Most people are kinder to others than to themselves. How would you react if a good friend made a mistake or even did something stupid? Certainly supportive and understanding, even comforting.
Suppose the same happened to you. How would you react then? Chances are that you will respond very differently. While showing understanding for someone else with “That can happen to anyone!” or “It’s not that bad after all!”, we can be very critical, judgmental, and harsh towards ourselves.
What creates these worlds of difference in how we treat a good friend and how we treat ourselves? This harsh self-criticism is not going to get us anywhere. In fact, it causes the body to end up in a stressful situation. Stress hormones become active and the mood drops.
In the long run, this harsh self-criticism damages especially our health. It is therefore worthwhile to react differently in situations of mistakes or stupidity – which eventually occur to everyone, for which we are human beings.
But how else can we react in such situations?
Research shows that people who can be kind and understanding towards themselves can deal with difficult situations better because they remain more balanced. They don’t get stressed.
It starts with perceiving and noticing
It starts with perceiving the internal voice that talks so critically to yourself. It does this not only in moments when something went wrong but also quite often during the day. “You’d better do that this way”, “I don’t feel like this at all” or “Next time this should really go better”.

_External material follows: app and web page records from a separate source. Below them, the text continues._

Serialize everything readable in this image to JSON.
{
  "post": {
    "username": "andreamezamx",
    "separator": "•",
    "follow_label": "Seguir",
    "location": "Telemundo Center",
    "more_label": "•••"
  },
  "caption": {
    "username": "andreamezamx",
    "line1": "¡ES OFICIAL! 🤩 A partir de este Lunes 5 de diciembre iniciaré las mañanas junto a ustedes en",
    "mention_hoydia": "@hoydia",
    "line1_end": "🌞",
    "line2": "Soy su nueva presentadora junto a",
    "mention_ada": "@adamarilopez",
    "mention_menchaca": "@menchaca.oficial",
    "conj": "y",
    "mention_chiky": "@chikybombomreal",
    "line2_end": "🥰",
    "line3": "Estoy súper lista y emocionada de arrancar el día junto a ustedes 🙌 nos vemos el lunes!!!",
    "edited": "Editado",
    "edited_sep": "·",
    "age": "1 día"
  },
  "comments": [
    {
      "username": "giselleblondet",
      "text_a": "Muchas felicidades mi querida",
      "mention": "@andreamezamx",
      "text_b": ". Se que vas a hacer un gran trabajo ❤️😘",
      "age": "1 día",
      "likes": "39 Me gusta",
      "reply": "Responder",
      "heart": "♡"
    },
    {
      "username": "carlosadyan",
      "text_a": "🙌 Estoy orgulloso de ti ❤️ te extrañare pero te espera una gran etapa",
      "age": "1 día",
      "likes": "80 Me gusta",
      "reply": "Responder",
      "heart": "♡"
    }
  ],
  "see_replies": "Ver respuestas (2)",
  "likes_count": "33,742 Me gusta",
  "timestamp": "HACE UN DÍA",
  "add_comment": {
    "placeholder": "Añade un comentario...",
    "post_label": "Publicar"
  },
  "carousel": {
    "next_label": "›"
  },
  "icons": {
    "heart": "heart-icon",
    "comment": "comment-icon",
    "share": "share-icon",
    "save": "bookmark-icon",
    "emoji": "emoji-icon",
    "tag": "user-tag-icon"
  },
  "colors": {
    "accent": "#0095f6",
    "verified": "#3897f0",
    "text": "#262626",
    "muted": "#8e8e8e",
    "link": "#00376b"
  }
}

Subconsciously, we often listen to that voice, but at the same time, we do not consciously hear it. Take the time and effort to understand what’s really going on here with that internal dialogue. What do you say to yourself during less pleasant moments? What does that internal critic say to you? Out of reproach, condemnation, annoyance…?
If you notice the negative thoughts, say “Stop!” to yourself. You wouldn’t accept it from someone else if you’d have to listen to such ugly things – why from yourself? Stop if you notice that your critic is trying to make fun of you. While he probably still has the positive intention to help you move forward, that’s the last thing he manages to achieve. So stop it!
What would you say to a good friend?
Instead, think about what it would be like if a close friend were in the same situation. No, don’t say that the situations are not comparable. Make sure you can compare them. What would you say to him or her? With what words do you make sure that they can look at themselves more gentle?
If you can ensure that you are always a good if not the best friend, you will see that it is easier to move forward, even with setbacks. As mentioned, they are always there – it’s how we maneuver them that matters.